New study touts North Dakota benefits of lignite mining

North Dakota’s Lignite Energy Council said May 2 that a new economic study from the North Dakota State University (NDSU) shows that North Dakotans not only benefit from low cost and reliable electricity produced by the state’s lignite industry but also because of employment, tax revenues and related business activities.

Randy Coon, an NDSU researcher who conducted the study, said the lignite industry is expected to contribute about $3.3bn in total business activity in 2013 along with generating about $97m in taxes paid to the state. 

The lignite industry is also a large employer with approximately 4,300 direct employees in 2013 and another 12,000 secondary employees, such as those who work for contractors and suppliers, who provide goods and services to the mines and plants. Major producers are Westmoreland Coal and North American Coal.

In his report, Coon noted that the lignite industry provides average wages at the mines and power plants that are higher than almost all other industries in North Dakota. Average mining wages for Mercer County in 2011 were nearly $90,000. Average wages in 2011 at the power plants were more than $80,000.

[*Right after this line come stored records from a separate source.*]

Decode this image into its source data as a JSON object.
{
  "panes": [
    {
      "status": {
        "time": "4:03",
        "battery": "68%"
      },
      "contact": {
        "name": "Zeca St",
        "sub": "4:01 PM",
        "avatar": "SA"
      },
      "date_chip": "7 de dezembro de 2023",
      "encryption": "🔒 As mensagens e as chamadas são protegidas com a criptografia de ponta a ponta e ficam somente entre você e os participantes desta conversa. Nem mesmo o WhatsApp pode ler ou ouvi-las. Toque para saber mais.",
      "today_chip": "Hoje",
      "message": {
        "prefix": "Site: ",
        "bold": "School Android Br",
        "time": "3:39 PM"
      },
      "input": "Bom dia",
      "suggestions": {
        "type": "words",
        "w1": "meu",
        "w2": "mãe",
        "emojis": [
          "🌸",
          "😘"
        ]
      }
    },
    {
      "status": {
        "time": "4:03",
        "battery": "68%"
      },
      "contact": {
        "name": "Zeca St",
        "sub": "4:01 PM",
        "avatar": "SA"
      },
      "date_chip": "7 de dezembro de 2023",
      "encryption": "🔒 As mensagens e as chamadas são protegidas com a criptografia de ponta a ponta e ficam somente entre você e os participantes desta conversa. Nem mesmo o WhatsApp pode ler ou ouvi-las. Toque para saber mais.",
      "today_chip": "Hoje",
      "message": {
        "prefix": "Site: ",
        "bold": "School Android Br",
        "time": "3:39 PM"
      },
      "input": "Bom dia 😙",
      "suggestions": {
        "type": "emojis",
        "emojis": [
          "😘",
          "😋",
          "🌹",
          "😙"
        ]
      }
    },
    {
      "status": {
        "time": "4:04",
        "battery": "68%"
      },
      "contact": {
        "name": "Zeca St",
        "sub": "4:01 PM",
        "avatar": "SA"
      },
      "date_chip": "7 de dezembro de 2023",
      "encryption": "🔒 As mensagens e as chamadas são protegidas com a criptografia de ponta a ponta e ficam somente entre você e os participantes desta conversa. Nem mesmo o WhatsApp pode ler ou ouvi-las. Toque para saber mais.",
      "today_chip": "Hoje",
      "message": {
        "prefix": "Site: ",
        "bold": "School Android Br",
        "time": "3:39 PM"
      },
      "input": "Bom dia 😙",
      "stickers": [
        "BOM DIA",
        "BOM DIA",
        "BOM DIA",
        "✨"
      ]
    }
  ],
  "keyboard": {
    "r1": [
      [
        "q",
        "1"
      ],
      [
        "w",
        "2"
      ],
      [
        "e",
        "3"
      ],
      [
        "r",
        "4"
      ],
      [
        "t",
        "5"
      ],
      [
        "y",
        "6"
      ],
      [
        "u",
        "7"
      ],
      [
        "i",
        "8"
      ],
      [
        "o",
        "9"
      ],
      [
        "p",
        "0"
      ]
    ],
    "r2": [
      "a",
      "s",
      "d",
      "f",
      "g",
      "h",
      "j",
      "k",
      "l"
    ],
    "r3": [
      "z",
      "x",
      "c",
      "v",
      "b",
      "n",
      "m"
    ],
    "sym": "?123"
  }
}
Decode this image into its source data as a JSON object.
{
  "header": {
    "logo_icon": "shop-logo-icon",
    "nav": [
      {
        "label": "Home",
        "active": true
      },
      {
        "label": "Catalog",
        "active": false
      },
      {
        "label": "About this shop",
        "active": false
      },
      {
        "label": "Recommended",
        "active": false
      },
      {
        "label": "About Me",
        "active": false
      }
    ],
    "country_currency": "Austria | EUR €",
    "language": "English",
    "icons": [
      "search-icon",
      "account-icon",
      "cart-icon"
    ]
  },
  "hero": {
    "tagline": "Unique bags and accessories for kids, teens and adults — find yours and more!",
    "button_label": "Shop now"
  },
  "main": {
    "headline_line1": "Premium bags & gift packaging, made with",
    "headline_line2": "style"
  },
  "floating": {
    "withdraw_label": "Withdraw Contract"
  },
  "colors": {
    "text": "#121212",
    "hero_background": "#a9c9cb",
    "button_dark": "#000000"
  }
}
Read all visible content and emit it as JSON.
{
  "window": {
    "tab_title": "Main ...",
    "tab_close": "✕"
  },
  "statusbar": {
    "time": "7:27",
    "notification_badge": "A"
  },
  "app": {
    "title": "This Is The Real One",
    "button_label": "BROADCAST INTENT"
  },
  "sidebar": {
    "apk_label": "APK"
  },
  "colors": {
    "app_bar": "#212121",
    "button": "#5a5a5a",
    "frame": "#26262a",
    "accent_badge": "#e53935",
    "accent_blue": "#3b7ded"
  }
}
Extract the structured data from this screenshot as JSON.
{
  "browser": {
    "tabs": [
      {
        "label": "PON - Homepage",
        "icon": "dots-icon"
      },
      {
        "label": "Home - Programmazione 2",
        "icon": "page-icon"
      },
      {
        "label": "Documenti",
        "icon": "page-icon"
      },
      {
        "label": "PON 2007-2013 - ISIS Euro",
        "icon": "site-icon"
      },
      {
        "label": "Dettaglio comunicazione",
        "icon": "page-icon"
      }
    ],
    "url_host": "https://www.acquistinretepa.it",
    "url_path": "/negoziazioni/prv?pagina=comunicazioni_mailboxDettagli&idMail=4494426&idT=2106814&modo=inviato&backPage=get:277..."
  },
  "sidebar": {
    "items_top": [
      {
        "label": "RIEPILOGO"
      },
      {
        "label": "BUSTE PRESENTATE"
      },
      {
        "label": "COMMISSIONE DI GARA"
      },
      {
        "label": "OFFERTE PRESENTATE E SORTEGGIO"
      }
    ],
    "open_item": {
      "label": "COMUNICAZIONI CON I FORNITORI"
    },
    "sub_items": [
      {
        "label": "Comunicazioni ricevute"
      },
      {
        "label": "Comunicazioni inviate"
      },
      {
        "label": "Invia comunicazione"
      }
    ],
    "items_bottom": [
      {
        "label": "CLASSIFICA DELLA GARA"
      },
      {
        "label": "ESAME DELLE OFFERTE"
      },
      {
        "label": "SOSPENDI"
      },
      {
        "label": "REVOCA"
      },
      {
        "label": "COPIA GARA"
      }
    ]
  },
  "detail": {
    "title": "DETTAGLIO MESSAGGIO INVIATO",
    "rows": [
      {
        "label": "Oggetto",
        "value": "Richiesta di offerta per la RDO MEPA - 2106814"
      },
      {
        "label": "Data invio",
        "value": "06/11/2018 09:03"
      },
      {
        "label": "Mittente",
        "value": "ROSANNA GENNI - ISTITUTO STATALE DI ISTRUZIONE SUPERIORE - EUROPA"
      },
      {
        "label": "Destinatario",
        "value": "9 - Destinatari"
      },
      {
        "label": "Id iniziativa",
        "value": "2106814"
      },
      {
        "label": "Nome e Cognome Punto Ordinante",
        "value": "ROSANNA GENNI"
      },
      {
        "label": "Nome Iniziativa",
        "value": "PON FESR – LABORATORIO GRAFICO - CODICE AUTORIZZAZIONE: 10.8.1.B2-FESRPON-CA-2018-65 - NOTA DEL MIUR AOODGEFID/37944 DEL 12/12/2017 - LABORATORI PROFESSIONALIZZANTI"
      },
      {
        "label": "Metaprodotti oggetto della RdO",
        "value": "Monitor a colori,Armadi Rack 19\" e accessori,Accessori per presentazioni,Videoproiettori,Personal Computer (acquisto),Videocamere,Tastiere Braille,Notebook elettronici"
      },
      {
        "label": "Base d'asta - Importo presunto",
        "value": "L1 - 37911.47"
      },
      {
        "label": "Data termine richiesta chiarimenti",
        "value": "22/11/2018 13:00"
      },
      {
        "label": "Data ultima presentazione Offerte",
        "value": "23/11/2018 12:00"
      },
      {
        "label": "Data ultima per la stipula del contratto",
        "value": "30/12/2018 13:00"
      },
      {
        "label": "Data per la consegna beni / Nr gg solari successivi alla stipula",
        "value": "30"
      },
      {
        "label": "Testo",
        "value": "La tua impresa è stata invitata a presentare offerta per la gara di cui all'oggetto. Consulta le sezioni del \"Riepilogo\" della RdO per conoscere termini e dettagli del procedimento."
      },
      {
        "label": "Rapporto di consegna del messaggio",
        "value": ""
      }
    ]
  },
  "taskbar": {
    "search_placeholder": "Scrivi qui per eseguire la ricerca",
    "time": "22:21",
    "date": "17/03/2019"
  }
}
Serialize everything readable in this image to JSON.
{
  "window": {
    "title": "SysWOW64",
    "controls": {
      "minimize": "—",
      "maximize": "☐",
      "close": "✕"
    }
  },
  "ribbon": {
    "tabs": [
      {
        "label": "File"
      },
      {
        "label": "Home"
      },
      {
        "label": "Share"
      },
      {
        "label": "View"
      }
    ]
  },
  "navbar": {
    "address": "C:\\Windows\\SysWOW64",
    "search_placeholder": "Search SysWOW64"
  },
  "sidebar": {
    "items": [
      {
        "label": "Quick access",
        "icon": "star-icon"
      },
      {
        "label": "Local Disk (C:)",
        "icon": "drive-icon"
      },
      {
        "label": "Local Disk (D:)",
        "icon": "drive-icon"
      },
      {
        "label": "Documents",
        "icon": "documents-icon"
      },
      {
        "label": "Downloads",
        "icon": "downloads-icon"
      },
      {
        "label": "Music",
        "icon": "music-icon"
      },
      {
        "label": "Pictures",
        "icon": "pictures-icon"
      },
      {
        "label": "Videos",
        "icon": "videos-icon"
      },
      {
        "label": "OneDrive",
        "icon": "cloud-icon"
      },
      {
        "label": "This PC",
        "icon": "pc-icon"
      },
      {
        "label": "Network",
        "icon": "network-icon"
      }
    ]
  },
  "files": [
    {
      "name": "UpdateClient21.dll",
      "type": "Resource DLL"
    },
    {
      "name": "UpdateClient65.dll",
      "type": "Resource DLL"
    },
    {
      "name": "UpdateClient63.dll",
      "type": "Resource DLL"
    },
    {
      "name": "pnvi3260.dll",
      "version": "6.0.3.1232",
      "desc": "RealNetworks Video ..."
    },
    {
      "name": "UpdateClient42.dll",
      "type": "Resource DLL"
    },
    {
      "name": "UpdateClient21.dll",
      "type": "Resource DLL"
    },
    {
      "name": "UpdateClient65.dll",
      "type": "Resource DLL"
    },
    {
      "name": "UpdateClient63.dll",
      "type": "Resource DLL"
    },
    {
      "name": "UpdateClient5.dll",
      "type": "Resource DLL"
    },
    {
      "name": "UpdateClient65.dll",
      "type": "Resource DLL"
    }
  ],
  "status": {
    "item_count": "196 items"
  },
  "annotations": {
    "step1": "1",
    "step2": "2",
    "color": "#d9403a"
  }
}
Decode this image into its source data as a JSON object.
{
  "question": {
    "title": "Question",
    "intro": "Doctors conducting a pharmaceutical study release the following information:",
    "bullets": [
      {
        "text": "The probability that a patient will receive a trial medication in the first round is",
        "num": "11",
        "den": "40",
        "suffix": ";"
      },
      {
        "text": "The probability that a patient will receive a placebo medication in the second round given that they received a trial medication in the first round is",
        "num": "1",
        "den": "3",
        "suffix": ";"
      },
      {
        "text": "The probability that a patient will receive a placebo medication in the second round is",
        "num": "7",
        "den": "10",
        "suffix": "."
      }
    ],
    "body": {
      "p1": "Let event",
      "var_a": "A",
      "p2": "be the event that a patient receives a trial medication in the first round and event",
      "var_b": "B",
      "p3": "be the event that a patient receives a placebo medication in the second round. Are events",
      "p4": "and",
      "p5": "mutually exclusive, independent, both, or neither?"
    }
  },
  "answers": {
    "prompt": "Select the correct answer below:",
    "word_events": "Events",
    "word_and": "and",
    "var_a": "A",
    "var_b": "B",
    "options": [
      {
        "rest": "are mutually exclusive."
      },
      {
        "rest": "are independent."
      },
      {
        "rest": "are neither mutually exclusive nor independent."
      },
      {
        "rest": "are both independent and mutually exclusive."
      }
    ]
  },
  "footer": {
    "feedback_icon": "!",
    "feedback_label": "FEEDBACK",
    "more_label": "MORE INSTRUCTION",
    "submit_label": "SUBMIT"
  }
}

“This annual economic survey clearly measures the consistency and economic contributions of the lignite industry to North Dakota,” said Steve Van Dyke, vice president of communications for the council. “While the jobs are concentrated in Mercer, McLean and Oliver Counties, the economic benefits of this industry are felt throughout the state.”

The study was commissioned by the council, a trade association representing the state’s lignite mines, which produced 27.5 million tons of lignite in 2012, along with the lignite-based power plants, the Dakota Gasification Co. and more than 350 companies that supply goods and services to the lignite industry.

North Dakota has produced an average of 30 million tons of lignite coal annually since 1988. The majority of the coal is used to generate electricity. Lignite is also used to fuel the Great Plains Synfuels Plant, which produces synthetic natural gas and value-added byproducts including fertilizers and also CO2, which is used to enhance oil production in Canadian oil fields near Weyburn, Saskatchewan.

About Barry Cassell 20414 Articles
Barry Cassell is Chief Analyst for GenerationHub covering coal and emission controls issues, projects and policy. He has covered the coal and power generation industry for more than 24 years, beginning in November 2011 at GenerationHub and prior to that as editor of SNL Energy’s Coal Report. He was formerly with Coal Outlook for 15 years as the publication’s editor and contributing writer, and prior to that he was editor of Coal & Synfuels Technology and associate editor of The Energy Report. He has a bachelor’s degree from Central Michigan University.